Nursing Book Club
The Deadly Dinner Party & Other Medical Detective Stories
Botulism on the menu
Reviewed By Christine Contillo, RN, BSN
I’ve been to some deadly dull dinner parties, but none which were actually fatal. In his second book, The Deadly Dinner Party, Jonathan Edlow, M.D., FACP, associate professor of medicine at Harvard Medical School and vice-chairman of emergency medicine at Beth Israel Deaconess Medical Center, recounts a dinner party in 1989 where guests contracted a rare, debilitating, often fatal disease: Botulism.
The incident began one Sunday evening when Steve Gelson hosted a potluck dinner for his neighbors to help use up leftovers from a party he’d held the night before. By Tuesday, Gelson and his guests knew that something was very wrong and a medical mystery began to unfold.
Every nurse is a bit of a detective, trying to figure out what’s important to report about what the patient is telling her or how to interpret the symptoms she sees before her eyes. Diagnosis presents a similar challenge — you have to consider all the possibilities and put the clues together to deduce the right answer.
The same is true of cases like the Gelson dinner party. Did everyone who got sick eat the same thing? Were Gelson’s leftovers to blame or was it something else? Did the illness start at the same time for everyone concerned? Was there a cluster of patients with the same symptoms? Those were the questions the epidemiologist had to answer in order to discover the cause before it spread further and before treatment could begin.
Back in 1951, the late Alexander Langmuir, M.D., MPH, created a public health epidemiology service through the CDC to do what he called “shoe leather epidemiology.” When a local health department is overwhelmed by the severity of an incident or sheer number of people involved, the CDC can bring in additional resources for interviewing, data collection or analysis.
Author Edlow has been studying such cases for a number of years and has written about them for mainstream magazines such as Boston Magazine and Ladies’ Home Journal. His style is straightforward and folksy and he includes lots of information that helps the reader interpret what Edlow is describing. For example, he explains what botulism toxin is, what causes it, how it effects the neurological system and why it produces the symptoms it does.
The book provides a wealth of interesting examples of human-pathogen interaction; illnesses introduced by the environment (and Edlow reminds us that we have both an exterior and interior environment); and such strange and fascinating diseases as pseudotumor cerebri, which, frighteningly, mimics a brain tumor.
If you like a good mystery and appreciate good journalism, I think you will enjoy this book as much as I did. Each case reads like a short story and Edlow even tips his hat to literature, playfully naming some of the chapters after well-known books you might recall.

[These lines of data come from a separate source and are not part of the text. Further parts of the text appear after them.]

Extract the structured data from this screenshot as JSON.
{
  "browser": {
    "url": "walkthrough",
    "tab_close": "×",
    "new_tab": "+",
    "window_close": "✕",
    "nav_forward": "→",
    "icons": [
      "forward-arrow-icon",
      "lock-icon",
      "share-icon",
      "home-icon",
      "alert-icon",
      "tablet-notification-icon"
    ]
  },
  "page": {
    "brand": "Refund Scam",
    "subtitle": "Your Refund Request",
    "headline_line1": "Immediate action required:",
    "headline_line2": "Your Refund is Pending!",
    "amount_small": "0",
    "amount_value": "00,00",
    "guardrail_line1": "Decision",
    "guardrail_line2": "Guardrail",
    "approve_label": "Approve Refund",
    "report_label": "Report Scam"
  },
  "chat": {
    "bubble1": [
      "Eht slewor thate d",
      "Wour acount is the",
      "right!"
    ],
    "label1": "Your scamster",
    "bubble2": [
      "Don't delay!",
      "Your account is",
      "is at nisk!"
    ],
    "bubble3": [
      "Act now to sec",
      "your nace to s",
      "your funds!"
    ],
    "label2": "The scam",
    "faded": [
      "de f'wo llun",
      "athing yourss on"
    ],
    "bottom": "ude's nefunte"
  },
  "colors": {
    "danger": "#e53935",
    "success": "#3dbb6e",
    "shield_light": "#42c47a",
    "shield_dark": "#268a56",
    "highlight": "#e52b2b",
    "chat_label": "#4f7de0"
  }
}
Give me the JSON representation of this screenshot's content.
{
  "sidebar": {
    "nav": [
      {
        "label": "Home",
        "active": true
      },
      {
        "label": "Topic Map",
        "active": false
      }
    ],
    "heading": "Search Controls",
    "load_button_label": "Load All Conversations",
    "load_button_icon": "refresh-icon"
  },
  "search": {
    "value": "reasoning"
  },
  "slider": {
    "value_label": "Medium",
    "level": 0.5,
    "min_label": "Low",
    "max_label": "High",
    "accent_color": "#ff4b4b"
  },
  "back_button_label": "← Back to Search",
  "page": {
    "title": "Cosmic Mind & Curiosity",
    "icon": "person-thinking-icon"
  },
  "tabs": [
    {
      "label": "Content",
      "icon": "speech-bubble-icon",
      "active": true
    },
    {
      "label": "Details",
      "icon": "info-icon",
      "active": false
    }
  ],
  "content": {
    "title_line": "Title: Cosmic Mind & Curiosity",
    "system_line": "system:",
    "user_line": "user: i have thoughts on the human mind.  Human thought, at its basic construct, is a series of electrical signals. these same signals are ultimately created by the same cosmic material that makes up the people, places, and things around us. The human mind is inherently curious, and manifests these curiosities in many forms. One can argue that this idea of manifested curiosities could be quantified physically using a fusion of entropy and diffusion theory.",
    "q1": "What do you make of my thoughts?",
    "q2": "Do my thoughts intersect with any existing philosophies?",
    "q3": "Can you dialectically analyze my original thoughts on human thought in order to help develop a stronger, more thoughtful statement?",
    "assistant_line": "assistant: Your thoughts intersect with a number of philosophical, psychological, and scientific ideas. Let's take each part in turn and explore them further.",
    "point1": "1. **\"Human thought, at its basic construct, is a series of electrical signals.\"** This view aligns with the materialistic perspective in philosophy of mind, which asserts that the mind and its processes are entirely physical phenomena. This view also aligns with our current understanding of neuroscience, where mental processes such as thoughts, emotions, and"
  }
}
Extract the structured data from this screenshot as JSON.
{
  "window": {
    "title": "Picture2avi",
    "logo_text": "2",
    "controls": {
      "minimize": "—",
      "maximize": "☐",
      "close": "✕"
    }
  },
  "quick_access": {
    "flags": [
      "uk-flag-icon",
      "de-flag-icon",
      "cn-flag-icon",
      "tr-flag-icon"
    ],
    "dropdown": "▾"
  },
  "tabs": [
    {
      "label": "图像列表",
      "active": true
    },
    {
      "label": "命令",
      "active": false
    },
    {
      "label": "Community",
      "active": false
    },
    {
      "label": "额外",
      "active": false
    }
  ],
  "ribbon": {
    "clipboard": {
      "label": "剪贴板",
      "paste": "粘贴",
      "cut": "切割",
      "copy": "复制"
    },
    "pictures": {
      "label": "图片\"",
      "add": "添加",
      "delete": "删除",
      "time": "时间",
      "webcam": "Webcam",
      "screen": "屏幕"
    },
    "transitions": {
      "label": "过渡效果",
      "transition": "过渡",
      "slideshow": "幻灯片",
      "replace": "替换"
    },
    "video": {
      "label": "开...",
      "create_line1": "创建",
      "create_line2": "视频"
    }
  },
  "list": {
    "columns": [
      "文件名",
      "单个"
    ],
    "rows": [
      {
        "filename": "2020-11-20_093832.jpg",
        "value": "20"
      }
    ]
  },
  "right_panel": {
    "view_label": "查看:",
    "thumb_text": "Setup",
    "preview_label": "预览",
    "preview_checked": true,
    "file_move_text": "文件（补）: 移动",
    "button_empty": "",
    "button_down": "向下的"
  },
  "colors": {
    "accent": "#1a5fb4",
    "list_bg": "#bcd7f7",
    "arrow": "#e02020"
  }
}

Christine Contillo, RN, BSN, is a public health nurse who suggests joining a book club as a reason to put down trashy magazines and look smart on the subway.
This article is from workingnurse.com.